To hide freckles, blotches, or redness, they could dust on rice powder, zinc oxide or, the most expensive option, pearl powder, which was a mixture of chloride of bismuth and French chalk talc and provided a silky white and lustrous cosmetic powder.
On their lips they might apply a clear pomade like beeswax for a shine and to provide protection from the elements, and some contained dye to discreetly accentuate the lip colour, crushed flowers and carmine made from the female cochineal insect being favoured.
Many recipes for lip salve included evergreen bugloss, also known as alkanet, a common weed with blue flowers that provides red dye, the root in particular but does nothing for chapped lips. To review some 19th century cosmetic recipes click here. For a healthy complexion, and to contrast the very pale skin of the privileged class, red beet juice or a carmine dye could be massaged into the cheeks.
For bright eyes, a drop of lemon or orange juice in each eye would be used, and was considered a cleansing method. Poisonous belladonna was also dropped into the eyes causing the pupils to dilate, creating a luminous glow, but clouding vision.
People with cataracts were prescribed belladonna; Queen Victoria used it in her declining years rather than have surgery.Women’s s Makeup: An Overview Posted on 30 January 7 July Author H&MUA Team 14 Comments When we think of s makeup, we usually think of .
Over in makeup, I spoke to Carole Colombani who created a very soft and subtle look that consisted of clean skin, applying foundation and concealer where necessary. There’s no mascara on the eyes but she did apply a soft velvet terracotta shade by mixing a Exposed eye shadow by MAC Cosmetics with the brand’s lip conditioner.
Overview. If you can't bear to leave the house without makeup, you may be wreaking havoc on your skin.
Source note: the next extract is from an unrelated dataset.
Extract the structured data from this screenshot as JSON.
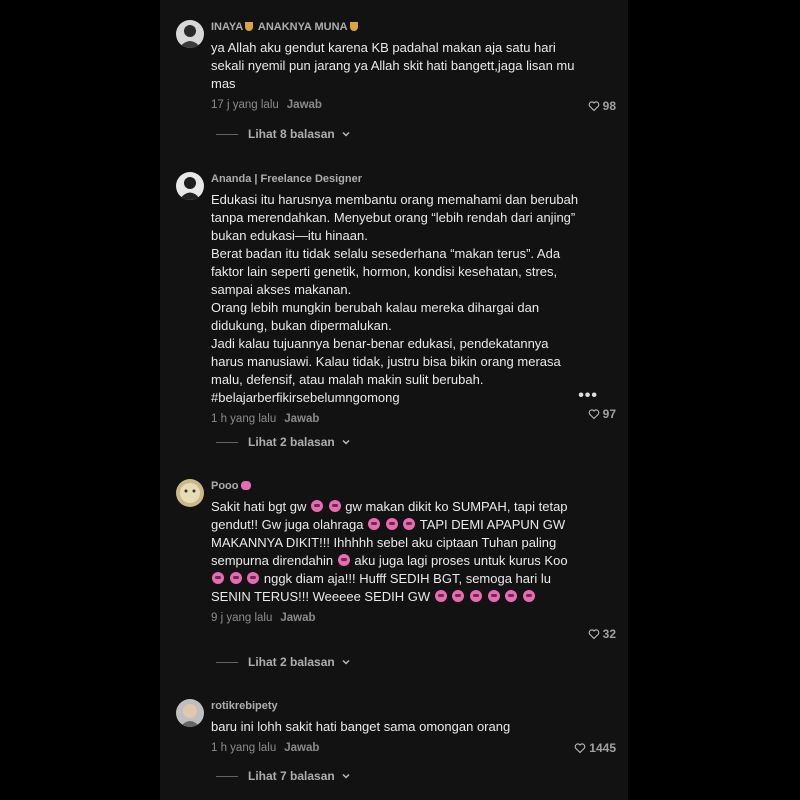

While some people experience very few side effects from wearing cosmetics such as foundation, powder and lipsticks, others aren't so lucky. You might expect your favorite celebrities to show up to a big red carpet event in a shimmery smoky eye, monochromatic makeup, or an exaggerated cat-eye, by Rachel Lubitz Beauty.
The Key Makeup Looks of the ’s. The s woman was the first to truly create an artificial face.
Startling eyes, scarlet lips and a pale pallor – thanks to buckets of powder resembling that of a attheheels.com consumer boom in makeup – simplified women’s requirements and a handbag carried all any daring flapper needed.